There is an immense amount of cultural baggage tied up with the idea of a haunted house, and nearly all of the images first appearing when the phrase is invoked are Victorian in nature. Simply utter the words "haunted house" and the average American mind instantly conjures up a silhouette of a Queen Anne mansion with crumbling gables and a small graveyard to the side, the whole scene backlit by a huge harvest moon. Few would associate the term with a 1950s rambler or a tract house quite so quickly, no matter how many grisly murders had been committed there…
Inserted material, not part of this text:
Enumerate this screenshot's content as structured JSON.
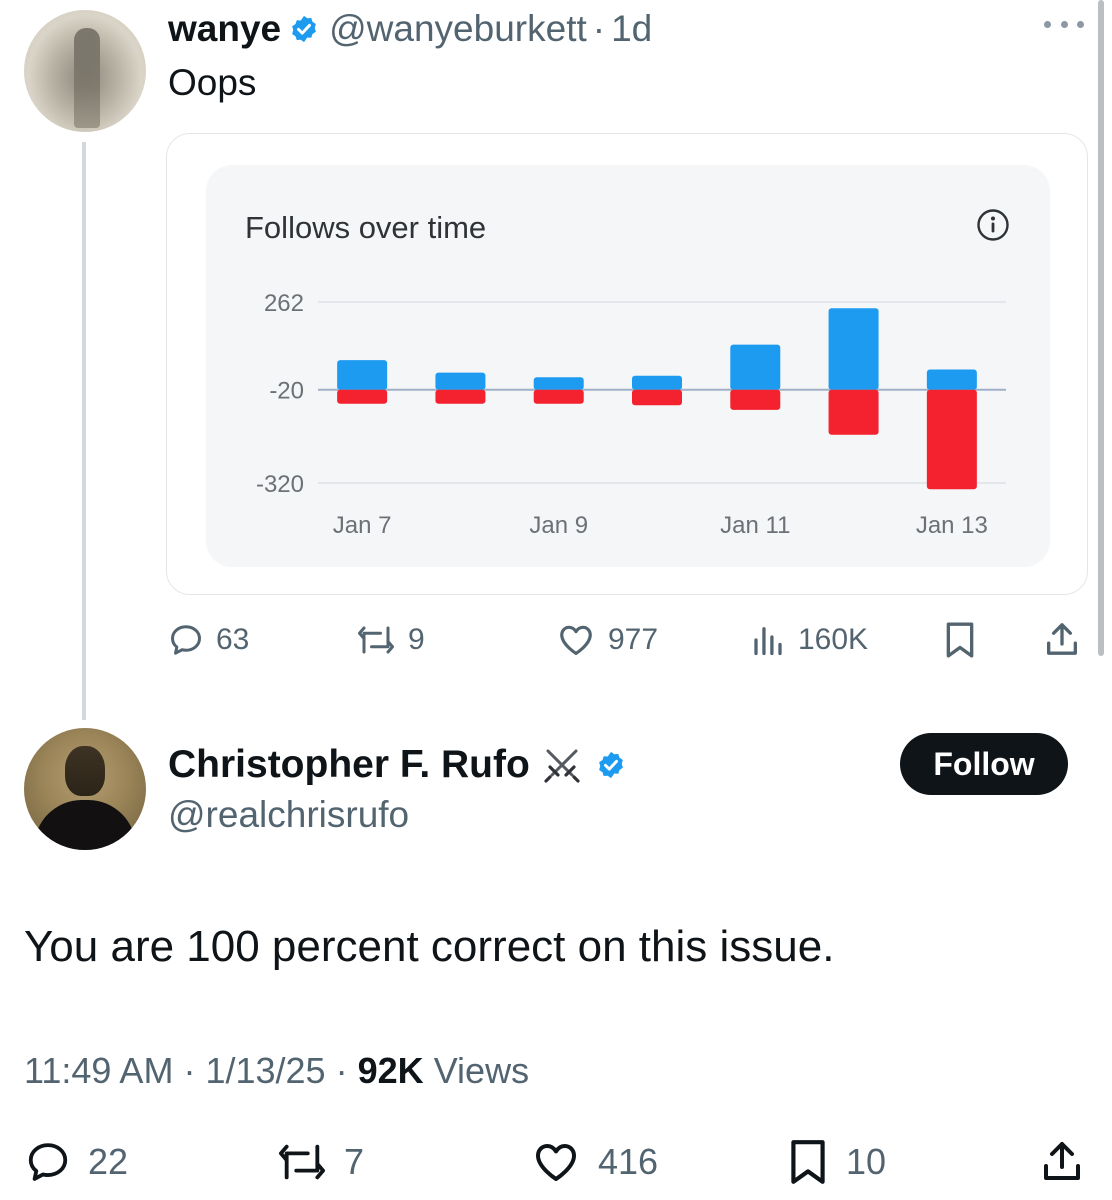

How did such lovely examples of architecture as Victorian houses become associated with dead people who can’t make up their minds about an afterlife? Culturally speaking, much of the ectoplasmic trail can be followed back to the economic depression of the 1930s. At that time, Victorian buildings were seen as white elephants: embarrassing remembrances of a more affluent time. No one could afford their upkeep any longer and they were thus left to rot and become infested by unpleasant creatures making frightening sounds in the dark. As disenfranchised people wandered the country looking for work and scraping for food, they hated these empty reminders of an ancestral prosperity and dignity now lost, with their broken windows that leered like the disapproving eyes of the dead. The New Yorker cartoonist Charles Addams illustrated the spirit of that discomfort in his Addams Family drawings, macabre caricatures of ghoulish creatures living amid decayed Victorian settings. In doing so, he cemented these images in the American subconscious for decades to come. It can be quite interesting to see how modern purveyors of the macabre take advantage of this permeating connection lingering in our minds…" --This Victorian Life, Sarah A. Chrisman
Author: Sarah A. Chrisman
(Known around Port Townsend as "The Victorian Lady"